But even the dream trio of Michael, Dwight, and Jim couldn’t convince their client otherwise. Danny was just too good. Convinced there has to be a secret to his success, they set up the an elaborate plan to spy on him. Of course, Dwight already had all of this set up for his building owner’s office. They lure Danny in with a promise of a new client and wait patiently to watch the enemy work.
The only problem though is they had to use someone else to be their “client.” Jim, Dwight, and Michael were out, Danny knew them. Jim couldn’t ask Pam because apparently they dated about 4 years ago. Jim might still be a little hung about it which led to Pam’s hilarious reminder “You do know I have a kid with you, right?” So they settled with their next best choice: Meredith.
But alas, poor Meredith could not resist Danny’s charm. She fell for it hook, line, and sinker. Actually, if she were a fish, she would have basically swam into the boat, gutted herself, and cooked herself in front of Danny. Screw the company, Meredith had someone else to screw. The trio try to salvage the situation by bringing in a replacement by shoving Oscar in there, but Meredith showed some unusual quick wit and deemed him a janitor (even though Oscar was wearing a tie). So they went to their back-up-back-up plan by throwing Ryan in there. Meredith plays her cards again and deems him another janitor.

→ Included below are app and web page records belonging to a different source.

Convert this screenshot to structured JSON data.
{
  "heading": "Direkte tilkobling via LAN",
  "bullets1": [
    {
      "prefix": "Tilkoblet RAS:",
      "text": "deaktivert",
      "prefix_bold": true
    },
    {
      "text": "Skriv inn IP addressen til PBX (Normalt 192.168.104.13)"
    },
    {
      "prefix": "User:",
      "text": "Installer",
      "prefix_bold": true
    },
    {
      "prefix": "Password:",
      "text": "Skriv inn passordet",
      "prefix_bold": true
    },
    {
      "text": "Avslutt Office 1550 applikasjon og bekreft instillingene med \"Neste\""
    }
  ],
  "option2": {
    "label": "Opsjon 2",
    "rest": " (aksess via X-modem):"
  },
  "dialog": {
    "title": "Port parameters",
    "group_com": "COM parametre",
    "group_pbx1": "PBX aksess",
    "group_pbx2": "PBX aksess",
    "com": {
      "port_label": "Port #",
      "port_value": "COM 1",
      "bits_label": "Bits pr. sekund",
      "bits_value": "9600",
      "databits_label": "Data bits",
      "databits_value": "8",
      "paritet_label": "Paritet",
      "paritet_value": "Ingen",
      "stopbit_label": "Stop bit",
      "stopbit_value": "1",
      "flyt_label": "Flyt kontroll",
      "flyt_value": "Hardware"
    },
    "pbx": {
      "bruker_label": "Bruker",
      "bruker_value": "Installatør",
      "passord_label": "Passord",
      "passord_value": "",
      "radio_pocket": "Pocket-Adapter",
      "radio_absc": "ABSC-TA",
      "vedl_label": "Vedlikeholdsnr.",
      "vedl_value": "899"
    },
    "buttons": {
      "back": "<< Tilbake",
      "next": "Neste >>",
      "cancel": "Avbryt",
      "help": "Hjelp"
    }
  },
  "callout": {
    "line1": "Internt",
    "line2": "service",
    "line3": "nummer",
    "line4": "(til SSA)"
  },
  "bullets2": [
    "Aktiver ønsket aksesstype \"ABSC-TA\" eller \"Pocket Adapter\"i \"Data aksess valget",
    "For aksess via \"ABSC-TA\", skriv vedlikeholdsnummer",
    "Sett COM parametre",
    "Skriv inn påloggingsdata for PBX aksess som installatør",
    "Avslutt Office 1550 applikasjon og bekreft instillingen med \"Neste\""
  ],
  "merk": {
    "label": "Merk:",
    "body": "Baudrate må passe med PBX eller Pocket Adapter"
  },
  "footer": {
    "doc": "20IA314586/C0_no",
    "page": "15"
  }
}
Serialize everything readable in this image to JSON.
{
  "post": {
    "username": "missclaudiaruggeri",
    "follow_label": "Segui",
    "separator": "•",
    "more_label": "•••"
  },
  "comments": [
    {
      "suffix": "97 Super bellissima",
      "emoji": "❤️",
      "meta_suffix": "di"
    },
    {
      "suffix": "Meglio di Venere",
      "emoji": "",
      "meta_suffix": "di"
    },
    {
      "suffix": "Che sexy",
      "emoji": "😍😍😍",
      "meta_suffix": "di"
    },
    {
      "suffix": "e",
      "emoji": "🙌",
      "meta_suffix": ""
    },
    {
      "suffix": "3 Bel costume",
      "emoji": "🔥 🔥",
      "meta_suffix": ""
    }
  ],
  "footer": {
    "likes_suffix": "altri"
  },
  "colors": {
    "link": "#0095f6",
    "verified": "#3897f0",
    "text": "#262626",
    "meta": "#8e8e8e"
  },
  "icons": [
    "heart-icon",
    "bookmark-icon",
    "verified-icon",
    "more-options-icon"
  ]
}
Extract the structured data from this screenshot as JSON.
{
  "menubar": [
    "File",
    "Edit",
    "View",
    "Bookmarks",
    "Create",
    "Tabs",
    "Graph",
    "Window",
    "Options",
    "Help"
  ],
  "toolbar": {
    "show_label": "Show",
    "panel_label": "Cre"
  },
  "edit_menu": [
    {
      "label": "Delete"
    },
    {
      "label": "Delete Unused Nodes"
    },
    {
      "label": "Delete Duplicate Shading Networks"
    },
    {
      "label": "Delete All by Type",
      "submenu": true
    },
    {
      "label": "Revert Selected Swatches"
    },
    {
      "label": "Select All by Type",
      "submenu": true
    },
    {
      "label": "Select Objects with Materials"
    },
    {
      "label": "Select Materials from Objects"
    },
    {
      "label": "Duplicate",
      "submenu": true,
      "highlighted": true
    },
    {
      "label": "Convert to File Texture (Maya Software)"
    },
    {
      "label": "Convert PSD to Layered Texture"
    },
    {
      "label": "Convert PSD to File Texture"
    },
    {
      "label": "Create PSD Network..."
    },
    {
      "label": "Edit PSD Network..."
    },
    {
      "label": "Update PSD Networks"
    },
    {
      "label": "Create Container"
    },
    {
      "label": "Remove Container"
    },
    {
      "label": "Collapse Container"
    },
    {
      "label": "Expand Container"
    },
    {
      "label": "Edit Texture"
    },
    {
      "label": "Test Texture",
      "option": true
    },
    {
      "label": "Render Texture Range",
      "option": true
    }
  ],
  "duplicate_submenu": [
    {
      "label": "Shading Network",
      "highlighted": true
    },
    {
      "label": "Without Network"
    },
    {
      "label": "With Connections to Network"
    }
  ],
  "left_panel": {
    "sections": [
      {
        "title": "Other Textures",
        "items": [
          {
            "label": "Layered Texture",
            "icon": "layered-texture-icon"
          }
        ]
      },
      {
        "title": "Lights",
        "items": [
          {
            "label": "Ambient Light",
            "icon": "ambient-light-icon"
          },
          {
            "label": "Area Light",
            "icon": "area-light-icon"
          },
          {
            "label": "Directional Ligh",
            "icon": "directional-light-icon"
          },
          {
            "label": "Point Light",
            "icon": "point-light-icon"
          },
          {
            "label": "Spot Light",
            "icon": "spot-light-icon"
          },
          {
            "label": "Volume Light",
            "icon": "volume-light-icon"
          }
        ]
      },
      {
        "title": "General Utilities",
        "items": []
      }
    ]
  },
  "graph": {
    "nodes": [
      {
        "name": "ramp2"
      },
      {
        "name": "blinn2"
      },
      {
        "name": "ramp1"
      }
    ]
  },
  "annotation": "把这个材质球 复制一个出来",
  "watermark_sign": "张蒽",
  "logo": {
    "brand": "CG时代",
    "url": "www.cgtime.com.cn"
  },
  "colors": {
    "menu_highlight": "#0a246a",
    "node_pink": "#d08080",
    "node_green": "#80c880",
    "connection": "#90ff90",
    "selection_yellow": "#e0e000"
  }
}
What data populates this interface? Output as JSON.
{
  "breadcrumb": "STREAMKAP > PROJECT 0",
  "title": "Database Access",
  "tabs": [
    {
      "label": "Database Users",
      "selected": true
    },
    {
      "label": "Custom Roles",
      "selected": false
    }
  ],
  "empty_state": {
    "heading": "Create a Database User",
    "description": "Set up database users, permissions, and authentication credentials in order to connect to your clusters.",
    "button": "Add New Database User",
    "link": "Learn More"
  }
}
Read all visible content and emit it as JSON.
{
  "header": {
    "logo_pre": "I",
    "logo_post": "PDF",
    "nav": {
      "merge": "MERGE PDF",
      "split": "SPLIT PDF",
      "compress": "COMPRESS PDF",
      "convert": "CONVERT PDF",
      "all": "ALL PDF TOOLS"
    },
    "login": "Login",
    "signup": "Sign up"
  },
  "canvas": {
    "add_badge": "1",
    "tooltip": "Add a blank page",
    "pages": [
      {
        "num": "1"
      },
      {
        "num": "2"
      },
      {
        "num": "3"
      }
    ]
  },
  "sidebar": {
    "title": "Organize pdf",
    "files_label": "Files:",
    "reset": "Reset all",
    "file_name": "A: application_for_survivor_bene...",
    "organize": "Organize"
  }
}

With the jig up, Michael calls it off and Danny is obviously upset. Michael does the only thing he can think of to salvage the situation: he sells Dunder Mifflin to Danny and convinces himself to join their team. Michael does redeem his rather unusual ability to sell things when he was able to convince Danny to join Dunder Mifflin.
And then we get to the introductions. Most of the office is appreciative of the new addition. I believe Kelly summed it up fairly well when she said, “Fuck me.” Don’t we all, Kelly. Don’t we all. Even better than that was when they started comparing him to Josh Duhamel. Personally, I have been known to confuse the two actors, lord knows it probably happens to them all the time in real life, so I appreciated the sort of meta joke there. The sales team isn’t too thrilled about the addition, they would rather things “stay the same” rather than move forward like Danny.
The B story as far as plot was a little weak. Andy gets jealous of a fellow Cornell graduate who landed a singing gig for a jingle. He vows to come up something better and pays Daryl to jam with him and Kevin. They start and really hit it off. There was a super sweet moment when Daryl waves off Andy’s offer to pay him for an additional half hour because he was enjoying it and Andy’s look was adorable. So the plot was weak but it did lead to a lot of Andy and Daryl singing, which is always amazing. The only other show that could rival The Office in terms of music ability is Community with Donald Glover’s raps, but watching Andy and Daryl jam is always a joy.
This was a shot in the arm for The Office. Plenty of funny moments all around and a definite return to form for the show.